→ PROBLEM TO SOLVE: Print all of the entries exactly, minus the pictures.

━━━━━ RECORDS FOR THE EXERCISE

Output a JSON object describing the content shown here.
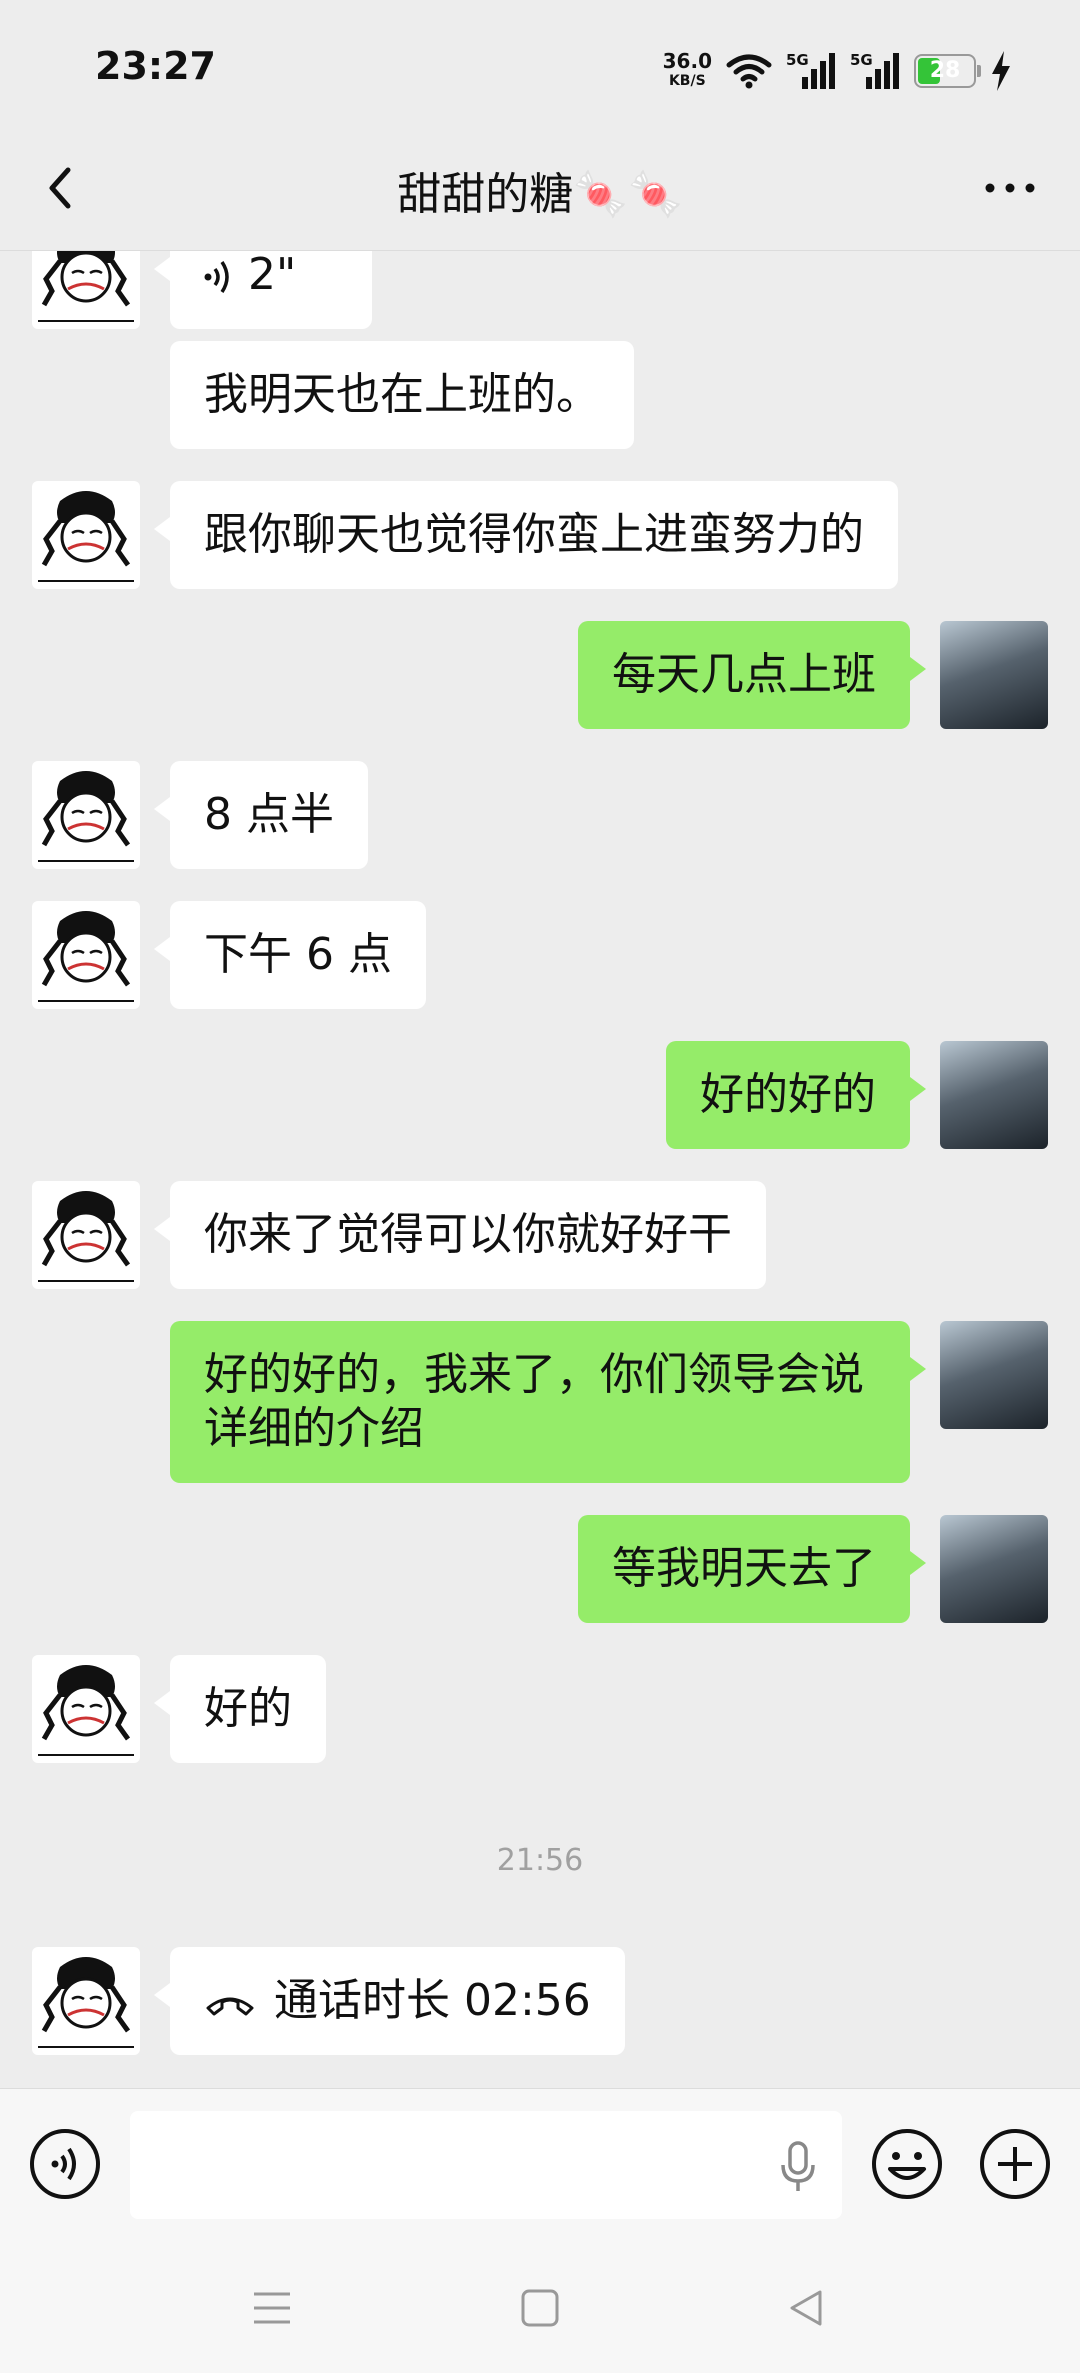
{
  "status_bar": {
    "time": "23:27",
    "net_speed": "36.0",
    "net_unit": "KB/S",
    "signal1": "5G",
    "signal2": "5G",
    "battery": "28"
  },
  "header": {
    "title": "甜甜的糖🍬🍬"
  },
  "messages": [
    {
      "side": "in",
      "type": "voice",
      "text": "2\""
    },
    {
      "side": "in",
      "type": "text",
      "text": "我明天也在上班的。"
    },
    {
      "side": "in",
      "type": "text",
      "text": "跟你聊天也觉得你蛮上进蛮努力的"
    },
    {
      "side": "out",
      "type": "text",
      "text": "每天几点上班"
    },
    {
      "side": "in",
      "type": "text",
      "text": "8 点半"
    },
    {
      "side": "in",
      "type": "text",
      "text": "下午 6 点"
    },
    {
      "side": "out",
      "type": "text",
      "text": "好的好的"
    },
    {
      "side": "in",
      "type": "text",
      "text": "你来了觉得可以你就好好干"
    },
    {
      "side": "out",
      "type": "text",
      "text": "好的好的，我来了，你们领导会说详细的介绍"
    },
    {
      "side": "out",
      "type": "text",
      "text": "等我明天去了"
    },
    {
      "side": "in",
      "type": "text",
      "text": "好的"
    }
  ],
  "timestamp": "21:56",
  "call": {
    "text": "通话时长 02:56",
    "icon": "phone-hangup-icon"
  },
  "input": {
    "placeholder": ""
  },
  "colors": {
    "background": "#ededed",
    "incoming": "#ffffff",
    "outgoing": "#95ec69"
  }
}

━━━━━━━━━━

→ WRITTEN RESPONSE:
Output a JSON object describing the content shown here.
{
  "status_bar": {
    "time": "23:27",
    "net_speed": "36.0",
    "net_unit": "KB/S",
    "signal1": "5G",
    "signal2": "5G",
    "battery": "28"
  },
  "header": {
    "title": "甜甜的糖🍬🍬"
  },
  "messages": [
    {
      "side": "in",
      "type": "voice",
      "text": "2\""
    },
    {
      "side": "in",
      "type": "text",
      "text": "我明天也在上班的。"
    },
    {
      "side": "in",
      "type": "text",
      "text": "跟你聊天也觉得你蛮上进蛮努力的"
    },
    {
      "side": "out",
      "type": "text",
      "text": "每天几点上班"
    },
    {
      "side": "in",
      "type": "text",
      "text": "8 点半"
    },
    {
      "side": "in",
      "type": "text",
      "text": "下午 6 点"
    },
    {
      "side": "out",
      "type": "text",
      "text": "好的好的"
    },
    {
      "side": "in",
      "type": "text",
      "text": "你来了觉得可以你就好好干"
    },
    {
      "side": "out",
      "type": "text",
      "text": "好的好的，我来了，你们领导会说详细的介绍"
    },
    {
      "side": "out",
      "type": "text",
      "text": "等我明天去了"
    },
    {
      "side": "in",
      "type": "text",
      "text": "好的"
    }
  ],
  "timestamp": "21:56",
  "call": {
    "text": "通话时长 02:56",
    "icon": "phone-hangup-icon"
  },
  "input": {
    "placeholder": ""
  },
  "colors": {
    "background": "#ededed",
    "incoming": "#ffffff",
    "outgoing": "#95ec69"
  }
}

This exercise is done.